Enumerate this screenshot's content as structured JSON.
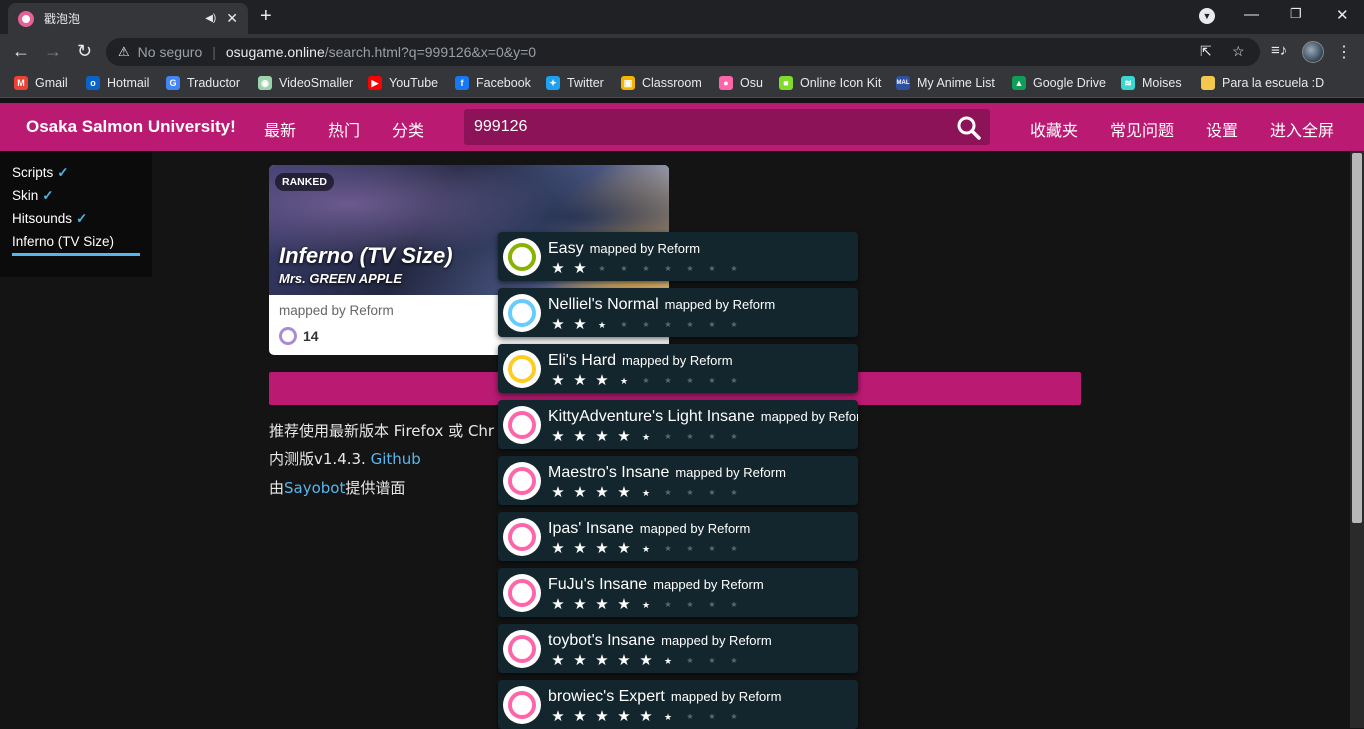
{
  "browser": {
    "tab_title": "戳泡泡",
    "new_tab_label": "+",
    "security_label": "No seguro",
    "url_host": "osugame.online",
    "url_path": "/search.html?q=999126&x=0&y=0",
    "bookmarks": [
      {
        "label": "Gmail",
        "icon": "gmail-icon",
        "color": "#ea4335"
      },
      {
        "label": "Hotmail",
        "icon": "outlook-icon",
        "color": "#0a64c8"
      },
      {
        "label": "Traductor",
        "icon": "translate-icon",
        "color": "#4285f4"
      },
      {
        "label": "VideoSmaller",
        "icon": "videosmaller-icon",
        "color": "#9bd3ae"
      },
      {
        "label": "YouTube",
        "icon": "youtube-icon",
        "color": "#ff0000"
      },
      {
        "label": "Facebook",
        "icon": "facebook-icon",
        "color": "#1877f2"
      },
      {
        "label": "Twitter",
        "icon": "twitter-icon",
        "color": "#1da1f2"
      },
      {
        "label": "Classroom",
        "icon": "classroom-icon",
        "color": "#f4b400"
      },
      {
        "label": "Osu",
        "icon": "osu-icon",
        "color": "#ff66aa"
      },
      {
        "label": "Online Icon Kit",
        "icon": "iconkit-icon",
        "color": "#7fdc2a"
      },
      {
        "label": "My Anime List",
        "icon": "mal-icon",
        "color": "#2e51a2"
      },
      {
        "label": "Google Drive",
        "icon": "drive-icon",
        "color": "#0f9d58"
      },
      {
        "label": "Moises",
        "icon": "moises-icon",
        "color": "#3ad6d0"
      },
      {
        "label": "Para la escuela :D",
        "icon": "folder-icon",
        "color": "#f2c94c"
      }
    ]
  },
  "site": {
    "brand": "Osaka Salmon University!",
    "nav": [
      "最新",
      "热门",
      "分类"
    ],
    "search_value": "999126",
    "nav_right": [
      "收藏夹",
      "常见问题",
      "设置",
      "进入全屏"
    ],
    "accent": "#bb1a73"
  },
  "sidepanel": {
    "items": [
      {
        "label": "Scripts",
        "checked": "✓"
      },
      {
        "label": "Skin",
        "checked": "✓"
      },
      {
        "label": "Hitsounds",
        "checked": "✓"
      },
      {
        "label": "Inferno (TV Size)",
        "checked": ""
      }
    ]
  },
  "card": {
    "status": "RANKED",
    "title": "Inferno (TV Size)",
    "artist": "Mrs. GREEN APPLE",
    "mapper": "mapped by Reform",
    "difficulty_count": "14"
  },
  "info": {
    "line1": "推荐使用最新版本 Firefox 或 Chr",
    "line2_prefix": "内测版v1.4.3. ",
    "line2_link": "Github",
    "line3_prefix": "由",
    "line3_link": "Sayobot",
    "line3_suffix": "提供谱面"
  },
  "difficulties": [
    {
      "name": "Easy",
      "mapper": "mapped by Reform",
      "ring_color": "#88b300",
      "stars": 2.0
    },
    {
      "name": "Nelliel's Normal",
      "mapper": "mapped by Reform",
      "ring_color": "#66ccff",
      "stars": 2.5
    },
    {
      "name": "Eli's Hard",
      "mapper": "mapped by Reform",
      "ring_color": "#ffcc22",
      "stars": 3.7
    },
    {
      "name": "KittyAdventure's Light Insane",
      "mapper": "mapped by Reform",
      "ring_color": "#ff66aa",
      "stars": 4.5
    },
    {
      "name": "Maestro's Insane",
      "mapper": "mapped by Reform",
      "ring_color": "#ff66aa",
      "stars": 4.8
    },
    {
      "name": "Ipas' Insane",
      "mapper": "mapped by Reform",
      "ring_color": "#ff66aa",
      "stars": 4.9
    },
    {
      "name": "FuJu's Insane",
      "mapper": "mapped by Reform",
      "ring_color": "#ff66aa",
      "stars": 4.9
    },
    {
      "name": "toybot's Insane",
      "mapper": "mapped by Reform",
      "ring_color": "#ff66aa",
      "stars": 5.4
    },
    {
      "name": "browiec's Expert",
      "mapper": "mapped by Reform",
      "ring_color": "#ff66aa",
      "stars": 5.5
    }
  ]
}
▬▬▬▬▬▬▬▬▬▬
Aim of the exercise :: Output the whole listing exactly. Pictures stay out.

Task response ::
Enumerate this screenshot's content as structured JSON.
{
  "browser": {
    "tab_title": "戳泡泡",
    "new_tab_label": "+",
    "security_label": "No seguro",
    "url_host": "osugame.online",
    "url_path": "/search.html?q=999126&x=0&y=0",
    "bookmarks": [
      {
        "label": "Gmail",
        "icon": "gmail-icon",
        "color": "#ea4335"
      },
      {
        "label": "Hotmail",
        "icon": "outlook-icon",
        "color": "#0a64c8"
      },
      {
        "label": "Traductor",
        "icon": "translate-icon",
        "color": "#4285f4"
      },
      {
        "label": "VideoSmaller",
        "icon": "videosmaller-icon",
        "color": "#9bd3ae"
      },
      {
        "label": "YouTube",
        "icon": "youtube-icon",
        "color": "#ff0000"
      },
      {
        "label": "Facebook",
        "icon": "facebook-icon",
        "color": "#1877f2"
      },
      {
        "label": "Twitter",
        "icon": "twitter-icon",
        "color": "#1da1f2"
      },
      {
        "label": "Classroom",
        "icon": "classroom-icon",
        "color": "#f4b400"
      },
      {
        "label": "Osu",
        "icon": "osu-icon",
        "color": "#ff66aa"
      },
      {
        "label": "Online Icon Kit",
        "icon": "iconkit-icon",
        "color": "#7fdc2a"
      },
      {
        "label": "My Anime List",
        "icon": "mal-icon",
        "color": "#2e51a2"
      },
      {
        "label": "Google Drive",
        "icon": "drive-icon",
        "color": "#0f9d58"
      },
      {
        "label": "Moises",
        "icon": "moises-icon",
        "color": "#3ad6d0"
      },
      {
        "label": "Para la escuela :D",
        "icon": "folder-icon",
        "color": "#f2c94c"
      }
    ]
  },
  "site": {
    "brand": "Osaka Salmon University!",
    "nav": [
      "最新",
      "热门",
      "分类"
    ],
    "search_value": "999126",
    "nav_right": [
      "收藏夹",
      "常见问题",
      "设置",
      "进入全屏"
    ],
    "accent": "#bb1a73"
  },
  "sidepanel": {
    "items": [
      {
        "label": "Scripts",
        "checked": "✓"
      },
      {
        "label": "Skin",
        "checked": "✓"
      },
      {
        "label": "Hitsounds",
        "checked": "✓"
      },
      {
        "label": "Inferno (TV Size)",
        "checked": ""
      }
    ]
  },
  "card": {
    "status": "RANKED",
    "title": "Inferno (TV Size)",
    "artist": "Mrs. GREEN APPLE",
    "mapper": "mapped by Reform",
    "difficulty_count": "14"
  },
  "info": {
    "line1": "推荐使用最新版本 Firefox 或 Chr",
    "line2_prefix": "内测版v1.4.3. ",
    "line2_link": "Github",
    "line3_prefix": "由",
    "line3_link": "Sayobot",
    "line3_suffix": "提供谱面"
  },
  "difficulties": [
    {
      "name": "Easy",
      "mapper": "mapped by Reform",
      "ring_color": "#88b300",
      "stars": 2.0
    },
    {
      "name": "Nelliel's Normal",
      "mapper": "mapped by Reform",
      "ring_color": "#66ccff",
      "stars": 2.5
    },
    {
      "name": "Eli's Hard",
      "mapper": "mapped by Reform",
      "ring_color": "#ffcc22",
      "stars": 3.7
    },
    {
      "name": "KittyAdventure's Light Insane",
      "mapper": "mapped by Reform",
      "ring_color": "#ff66aa",
      "stars": 4.5
    },
    {
      "name": "Maestro's Insane",
      "mapper": "mapped by Reform",
      "ring_color": "#ff66aa",
      "stars": 4.8
    },
    {
      "name": "Ipas' Insane",
      "mapper": "mapped by Reform",
      "ring_color": "#ff66aa",
      "stars": 4.9
    },
    {
      "name": "FuJu's Insane",
      "mapper": "mapped by Reform",
      "ring_color": "#ff66aa",
      "stars": 4.9
    },
    {
      "name": "toybot's Insane",
      "mapper": "mapped by Reform",
      "ring_color": "#ff66aa",
      "stars": 5.4
    },
    {
      "name": "browiec's Expert",
      "mapper": "mapped by Reform",
      "ring_color": "#ff66aa",
      "stars": 5.5
    }
  ]
}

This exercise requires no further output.